Sick BirdEverybody heard the tweets: after several other security issues, including "exotic" ones like Clickjacking or JSON hijacking, Twitter is in serious troubles again, this time with an old-school XSS worm which quickly managed to infect many users profiles and is still spreading in multiple variants.

This plague is the brainchild of a 17 years old named Mikeyy, who created it as a publicity stunt to promote his own Twitter clone, A good technical description of its rather simple inner workings has been kindly provided by Damon Cortesi. As you can see, unless the doman is allowed to run JavaScript (very unlikely for NoScript users) you're immune from infection.

This worm having been active so long is quite a surprise to me, since the exploited vulnerability (missing output encoding on users' profile web page URL) requires less than one minute to be fixed, if you know what you're doing. The existence of a mildly obfuscated version authorizes a scary suspect: have Twitter guys just been trying to block the original strain by signature, rather than fixing their website error? This is would be ridiculous*, since any script kiddie can create his own slightly modified version for fun or profit (and is probably doing that). And while the initial code just logs your session cookie on a remote server (which is already bad enough) and replicates itself as spam, nothing restrains a more malicious attacker from taking over your account with all its profile data right away.

The morale of this story?
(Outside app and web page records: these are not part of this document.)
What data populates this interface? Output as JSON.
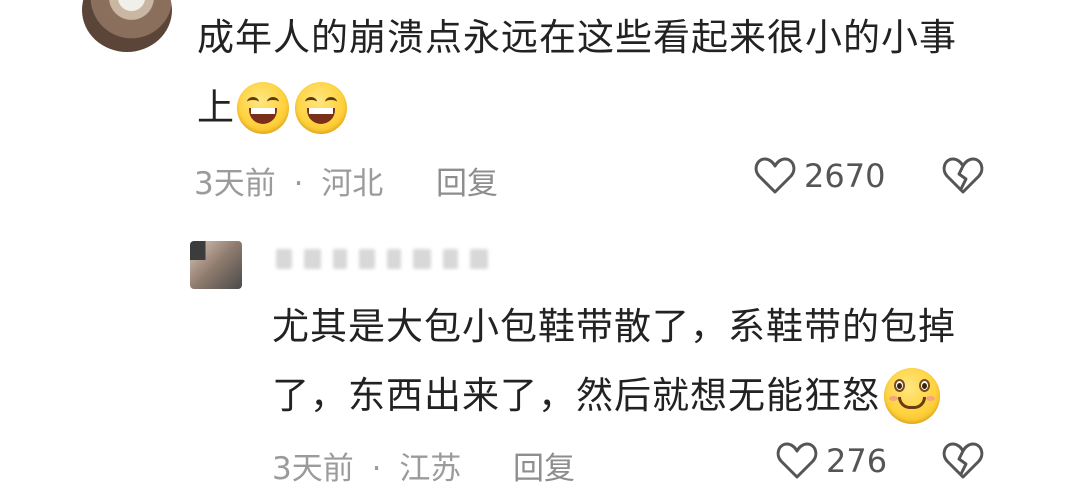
{
  "comments": [
    {
      "text_line1": "成年人的崩溃点永远在这些看起来很小的小事",
      "text_line2": "上",
      "emojis": [
        "grin-emoji",
        "grin-emoji"
      ],
      "time": "3天前",
      "separator": "·",
      "location": "河北",
      "reply_label": "回复",
      "likes": "2670"
    },
    {
      "text_line1": "尤其是大包小包鞋带散了，系鞋带的包掉",
      "text_line2": "了，东西出来了，然后就想无能狂怒",
      "emojis": [
        "smile-emoji"
      ],
      "time": "3天前",
      "separator": "·",
      "location": "江苏",
      "reply_label": "回复",
      "likes": "276"
    }
  ]
}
Never tweet without NoScript.

* Update

Ridicolous, but apparently true: in Twitter's first hand account of the countermeasures taken over the weekend, there's a lot of "cleaning up and locking down profiles", but nothing about fixing the website's bugs which allow infections like this to be spread.

Bad Behavior has blocked 1129 access attempts in the last 7 days.